April 19, 2013

The Process

I can't speak for other writers, of course, but when I write my brain seems to have a mind of its own. Well, it would, wouldn't it? What I think I mean to say is that while one side of my brain has a definite idea in mind, the other side tends to roam all over the place. Case in point, a little ghost story for campers. Nothing too scary, no Carrie here. More Ichabod Crane. So...

It was a dark and stormy night and all the kids were sitting around the campfire. Someone said, "Come John, tell us a story," so John began. Yes, good beginning. Sets up a nice scene, gives an inkling that some sort of horror could be lurking.

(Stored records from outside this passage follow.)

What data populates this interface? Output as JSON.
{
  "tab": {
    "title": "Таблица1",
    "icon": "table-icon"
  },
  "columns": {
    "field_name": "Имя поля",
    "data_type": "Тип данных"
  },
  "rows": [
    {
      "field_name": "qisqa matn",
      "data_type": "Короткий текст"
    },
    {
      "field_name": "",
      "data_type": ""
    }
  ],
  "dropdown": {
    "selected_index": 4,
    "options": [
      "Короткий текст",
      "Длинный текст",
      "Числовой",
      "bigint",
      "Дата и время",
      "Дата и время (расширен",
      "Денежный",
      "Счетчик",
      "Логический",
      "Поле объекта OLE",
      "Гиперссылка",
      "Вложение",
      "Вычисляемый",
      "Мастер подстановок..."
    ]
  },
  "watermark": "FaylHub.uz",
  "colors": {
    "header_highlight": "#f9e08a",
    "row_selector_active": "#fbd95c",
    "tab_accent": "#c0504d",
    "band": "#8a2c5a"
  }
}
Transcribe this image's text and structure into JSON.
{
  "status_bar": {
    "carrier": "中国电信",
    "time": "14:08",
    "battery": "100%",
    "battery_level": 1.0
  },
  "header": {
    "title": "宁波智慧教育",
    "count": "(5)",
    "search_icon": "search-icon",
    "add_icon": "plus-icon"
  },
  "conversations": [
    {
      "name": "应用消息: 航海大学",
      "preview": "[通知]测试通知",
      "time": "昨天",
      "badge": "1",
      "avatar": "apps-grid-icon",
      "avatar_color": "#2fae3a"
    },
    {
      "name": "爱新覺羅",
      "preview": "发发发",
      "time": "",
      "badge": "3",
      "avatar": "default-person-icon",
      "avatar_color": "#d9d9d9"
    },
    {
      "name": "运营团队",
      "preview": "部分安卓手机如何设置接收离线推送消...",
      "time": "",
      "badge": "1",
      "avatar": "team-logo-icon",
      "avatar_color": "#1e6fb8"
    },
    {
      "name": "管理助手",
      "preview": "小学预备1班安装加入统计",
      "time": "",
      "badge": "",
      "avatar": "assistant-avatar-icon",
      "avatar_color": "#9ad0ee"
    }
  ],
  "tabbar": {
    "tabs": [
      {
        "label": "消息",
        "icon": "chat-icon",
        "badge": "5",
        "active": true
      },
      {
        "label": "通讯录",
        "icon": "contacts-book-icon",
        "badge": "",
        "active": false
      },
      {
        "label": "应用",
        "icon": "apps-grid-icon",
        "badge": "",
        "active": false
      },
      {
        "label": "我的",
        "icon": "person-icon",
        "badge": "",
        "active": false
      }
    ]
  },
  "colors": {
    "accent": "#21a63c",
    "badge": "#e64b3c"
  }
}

Too trite? Too obvious - dark night, thunder in the offing? Maybe I should go another way. A more normal kind of day, but still add a little something ominous. Okay.

It was a sunny afternoon and they were all sitting around the campfire. But where was John? All right, but if it's a sunny day, they wouldn't be sitting around a campfire, would they? They would be hiking or fishing or skinny dipping.

Hmm, how about it was a sunny afternoon and they were all sitting down to lunch. That would get them all together. Oh come on, no one wants to hear a story about lunch.

What would work? Rain. Rain is always mysterious. It was a rainy morning and they were all - what? what were they all doing? Obviously not sitting around a campfire. Rainy morning, stuck in their tents. Do they all pile into one tent, so John can tell a story? That wouldn't be much fun. It would be crowded and would smell like wet gym socks.

How about changing it up a bit? It was a starlit evening with a soft breeze coming over the hill. John and friends were walking along the water's edge? That's nice. It's soothing, idyllic, peaceful. John could tell a story about camping under the stars when he was a kid.

Or better yet, it's just John and Mabel walking under the stars, holding hands, a nightingale's singing in the distance. She looks into his eyes, immediately they know, he leans down and gently kisses her. Wonderful! Good start. I like it.

But will my audience like it? Sure. Who doesn't like a nice love story? So this is it. John and Mabel falling in love on a balmy evening in springtime.

Wait a minute! What the heck have I done? John and Mabel? Love? Springtime? This is a ghost story - for campers! Delete, delete, delete!!!!! (The problem with computers is that you don't have the dubious satisfaction of yanking the paper out of the typewriter, crushing it into a tight ball, and making a three pointer into the trash can.)

Okay. Back to the drawing board. Spooky camping story. Needs a good beginning. Something that sets the tone. A little eerie, with a hint of some nameless horror to come. Let's see, I've got it! I think this will work. It was a dark and stormy night and all the kids were sitting around the campfire. Someone said, "Come John, tell us a story," so John began.

And so the process goes.


  1. lol...well, how about it was a thunderstorm warning just issued and john and his buddies ran under the overpass and then....
    well, this is your story....LOL...but I like the camping storyline too.

  2. Humor? Good for you, Penny. Don't forget to sprinkle it here & there throughout your novel.

    As far as paper-crushing satisfaction ... print it first. Then rip it from the tray(?). And you do know for it to be a 3-point shot, your trashcan has to be at least 22-feet away.

    Watch out for those cliché' openings...

    They can be "... the best of times," or "... the worst of times."


  3. PS. Set your blog clock for east coast time. I didn't really write this at 1:24am.

  4. Anonymous4/25/2013

    I like sitting by the campfire on a full moon night after skinny dipping from the waters edge.